- Work instruction
Would you restate each entry word for word, omitting the pictures?

******

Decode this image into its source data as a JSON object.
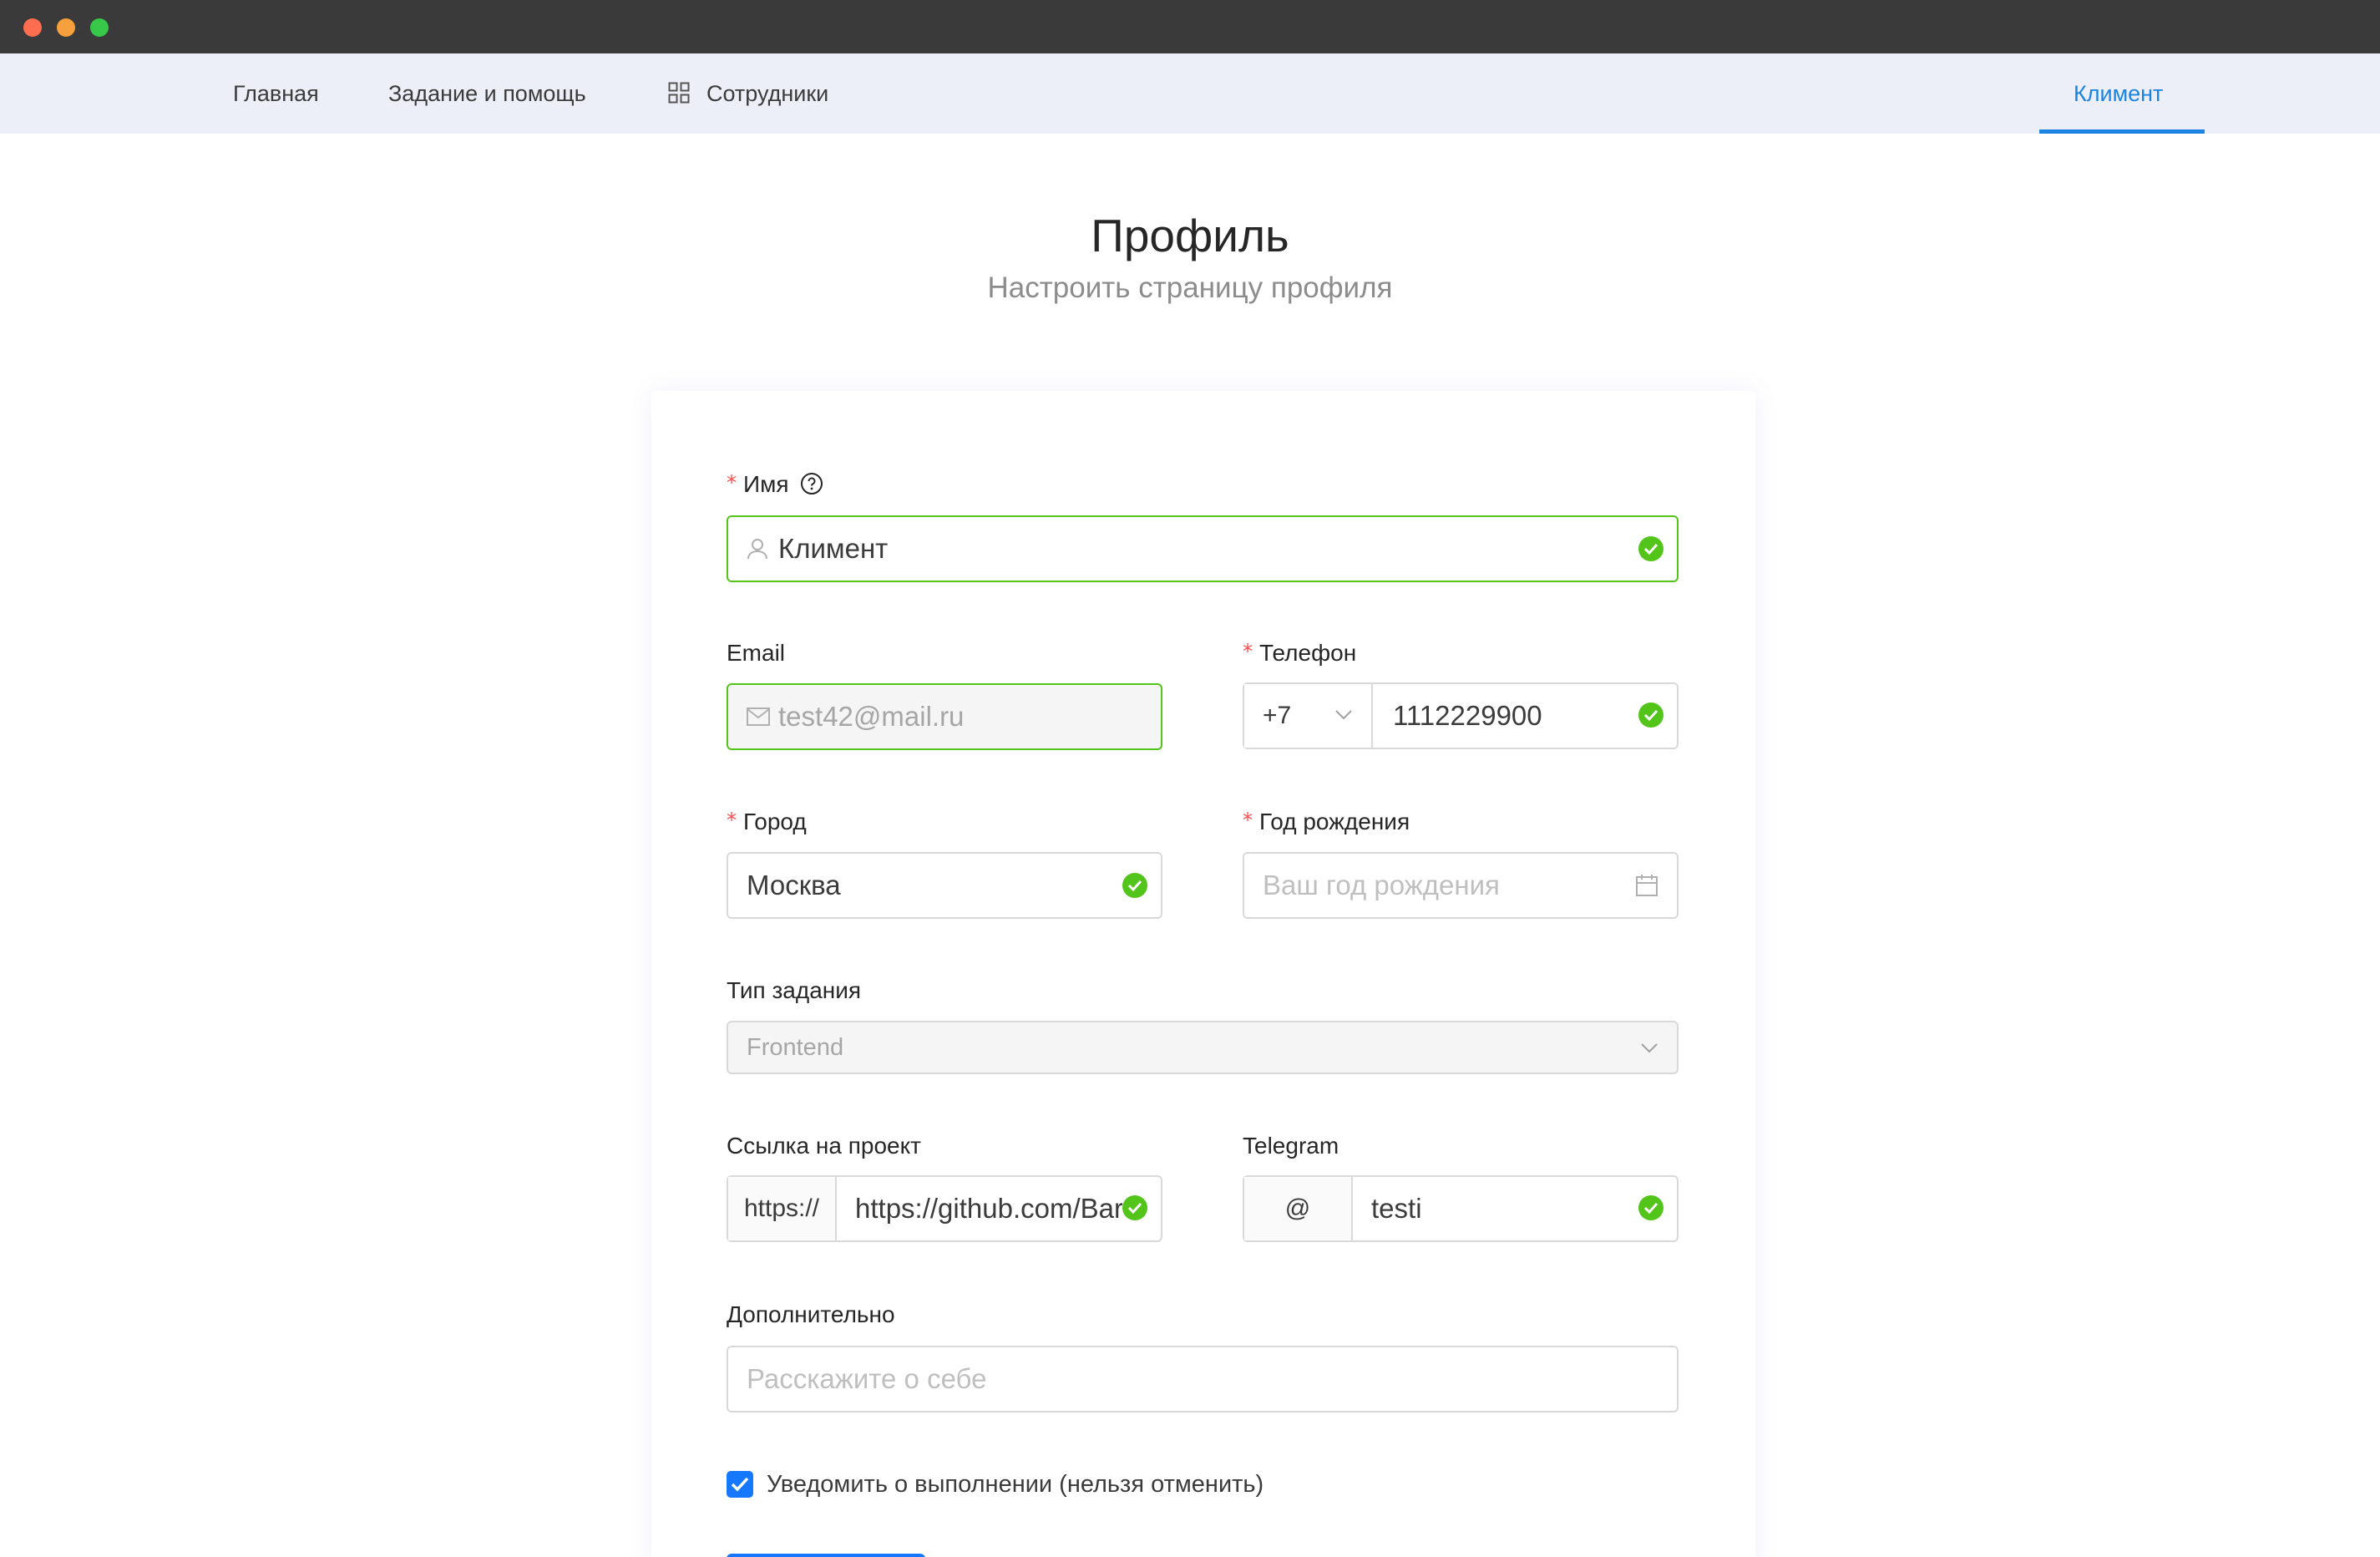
{
  "nav": {
    "items": [
      {
        "label": "Главная"
      },
      {
        "label": "Задание и помощь"
      },
      {
        "label": "Сотрудники"
      }
    ],
    "user": "Климент"
  },
  "header": {
    "title": "Профиль",
    "subtitle": "Настроить страницу профиля"
  },
  "form": {
    "name": {
      "label": "Имя",
      "required": true,
      "value": "Климент",
      "icon": "user-icon",
      "status": "success"
    },
    "email": {
      "label": "Email",
      "value": "test42@mail.ru",
      "icon": "mail-icon",
      "disabled": true
    },
    "phone": {
      "label": "Телефон",
      "required": true,
      "prefix": "+7",
      "value": "1112229900",
      "status": "success"
    },
    "city": {
      "label": "Город",
      "required": true,
      "value": "Москва",
      "status": "success"
    },
    "birth_year": {
      "label": "Год рождения",
      "required": true,
      "placeholder": "Ваш год рождения",
      "icon": "calendar-icon"
    },
    "task_type": {
      "label": "Тип задания",
      "value": "Frontend",
      "disabled": true
    },
    "project_link": {
      "label": "Ссылка на проект",
      "addon": "https://",
      "value": "https://github.com/Bar",
      "status": "success"
    },
    "telegram": {
      "label": "Telegram",
      "addon": "@",
      "value": "testi",
      "status": "success"
    },
    "extra": {
      "label": "Дополнительно",
      "placeholder": "Расскажите о себе"
    },
    "notify": {
      "label": "Уведомить о выполнении (нельзя отменить)",
      "checked": true
    }
  },
  "colors": {
    "accent": "#1a84e0",
    "success": "#52c41a",
    "required": "#ff4d4f",
    "nav_bg": "#eceef8"
  }
}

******

- Exercise output
Decode this image into its source data as a JSON object.
{
  "nav": {
    "items": [
      {
        "label": "Главная"
      },
      {
        "label": "Задание и помощь"
      },
      {
        "label": "Сотрудники"
      }
    ],
    "user": "Климент"
  },
  "header": {
    "title": "Профиль",
    "subtitle": "Настроить страницу профиля"
  },
  "form": {
    "name": {
      "label": "Имя",
      "required": true,
      "value": "Климент",
      "icon": "user-icon",
      "status": "success"
    },
    "email": {
      "label": "Email",
      "value": "test42@mail.ru",
      "icon": "mail-icon",
      "disabled": true
    },
    "phone": {
      "label": "Телефон",
      "required": true,
      "prefix": "+7",
      "value": "1112229900",
      "status": "success"
    },
    "city": {
      "label": "Город",
      "required": true,
      "value": "Москва",
      "status": "success"
    },
    "birth_year": {
      "label": "Год рождения",
      "required": true,
      "placeholder": "Ваш год рождения",
      "icon": "calendar-icon"
    },
    "task_type": {
      "label": "Тип задания",
      "value": "Frontend",
      "disabled": true
    },
    "project_link": {
      "label": "Ссылка на проект",
      "addon": "https://",
      "value": "https://github.com/Bar",
      "status": "success"
    },
    "telegram": {
      "label": "Telegram",
      "addon": "@",
      "value": "testi",
      "status": "success"
    },
    "extra": {
      "label": "Дополнительно",
      "placeholder": "Расскажите о себе"
    },
    "notify": {
      "label": "Уведомить о выполнении (нельзя отменить)",
      "checked": true
    }
  },
  "colors": {
    "accent": "#1a84e0",
    "success": "#52c41a",
    "required": "#ff4d4f",
    "nav_bg": "#eceef8"
  }
}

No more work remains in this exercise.